Electronic Enlightenment Colloquium on the Sociology of the Letter

Enlightenment Correspondence: letter-writing and reading in the 18th century

A colloquium on the sociology of the letter, exploring the links between correspondence and publishing in the 18th century presented by the Electronic Enlightenment Project and the Bodleian Library Centre for the Study of the Book.

St Anne’s College, Oxford

Tsuzuki Lecture Theatre

Saturday, 13 November, 2010

9.30 am – 5 pm

Keynote speaker James Raven (University of Essex)

Speakers include:

Caroline Warman (University of Oxford), Isabelle de Charriere: from real to fictional correspondences

Rebecca Ford (University of Nottingham), Reading Bernardin de Saint-Pierre: between letter and text

Susan Whyman, Publishing correspondence: letters in private collections and published forms

Isabelle de Marte (Lewis and Clark College), Lettering in the open: when private turns public – Voltaire, Rousseau and Diderot

Mike Webb (Bodleian Library), Finding 18th century correspondence: collections, catalogues and context

Registration in advance is required: email bookcentre@bodleian.ox.ac.uk

Registration fee £10/£5 student, includes lunch and refreshments.

For more information and a full programme see: http://www.bodley.ox.ac.uk/csb/enlightenment.htm

Electronic Enlightenment version 2 launched

“Electronic Enlightenment reconstructs the extraordinary and vital web of correspondence that made the long 18th century the birth place of the modern world.”  With over 55,000 letters and 6,500 correspondents it is more than an electronic archive of printed sources but presents a searchable network of interconnected documents.

The new release features a new content, functionality and a new look:

New content:

  • the correspondence of the Swedish king Gustavus III, from the edition of Gustave III par ses lettres published by Norstedts Förlag of Stockholm.
  • Unpublished Adam Smith letters
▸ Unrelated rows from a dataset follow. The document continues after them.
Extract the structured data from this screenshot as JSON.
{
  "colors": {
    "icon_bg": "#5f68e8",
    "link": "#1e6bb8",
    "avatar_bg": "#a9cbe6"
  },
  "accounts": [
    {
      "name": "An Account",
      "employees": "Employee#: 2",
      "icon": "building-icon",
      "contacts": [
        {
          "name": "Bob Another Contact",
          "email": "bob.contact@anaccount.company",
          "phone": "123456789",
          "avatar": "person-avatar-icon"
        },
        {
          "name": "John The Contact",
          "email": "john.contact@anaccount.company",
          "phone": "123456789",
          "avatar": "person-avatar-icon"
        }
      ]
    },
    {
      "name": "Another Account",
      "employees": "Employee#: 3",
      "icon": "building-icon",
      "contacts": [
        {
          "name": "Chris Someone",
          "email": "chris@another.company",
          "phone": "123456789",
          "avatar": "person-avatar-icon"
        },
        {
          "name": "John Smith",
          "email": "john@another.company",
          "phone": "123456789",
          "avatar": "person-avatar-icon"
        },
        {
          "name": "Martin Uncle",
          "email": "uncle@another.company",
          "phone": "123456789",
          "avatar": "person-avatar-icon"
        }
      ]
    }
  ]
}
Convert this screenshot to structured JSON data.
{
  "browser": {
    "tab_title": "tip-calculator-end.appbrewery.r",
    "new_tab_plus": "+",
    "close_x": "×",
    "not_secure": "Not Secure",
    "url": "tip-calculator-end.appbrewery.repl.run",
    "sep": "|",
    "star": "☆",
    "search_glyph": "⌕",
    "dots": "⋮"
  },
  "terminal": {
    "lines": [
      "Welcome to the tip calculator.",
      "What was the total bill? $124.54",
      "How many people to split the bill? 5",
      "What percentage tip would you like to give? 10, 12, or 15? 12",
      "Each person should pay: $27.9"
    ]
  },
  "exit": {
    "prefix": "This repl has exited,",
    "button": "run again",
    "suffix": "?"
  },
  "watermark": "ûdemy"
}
New functionality: and ability to do more complex and powerful searches.

New options for letters include searching by:

  • language (11 languages to choose from);
  • age of writer or recipient (from 4 to 99);
  • date range of letters.

New options for lives include searching by:

  • occupation (nearly 700 occupations);
  • nationality (40 nationalities);
  • birth & death information.

New options for sources include searching by:

  • archive & country of manuscript (over 500 archives in 30 countries);
  • title & publisher of early printed editions.

New browse options include browsing:

  • all lives by occupation;
  • all lives by nationality;
  • all source editions by main author;
  • all source editions by publisher.

New look: The clear, intuitive design makes it easier to find your way round the site and underlines the wealth of information and the network of links between documents and people, times and places.

Oxford users can access EE via OxLIP+.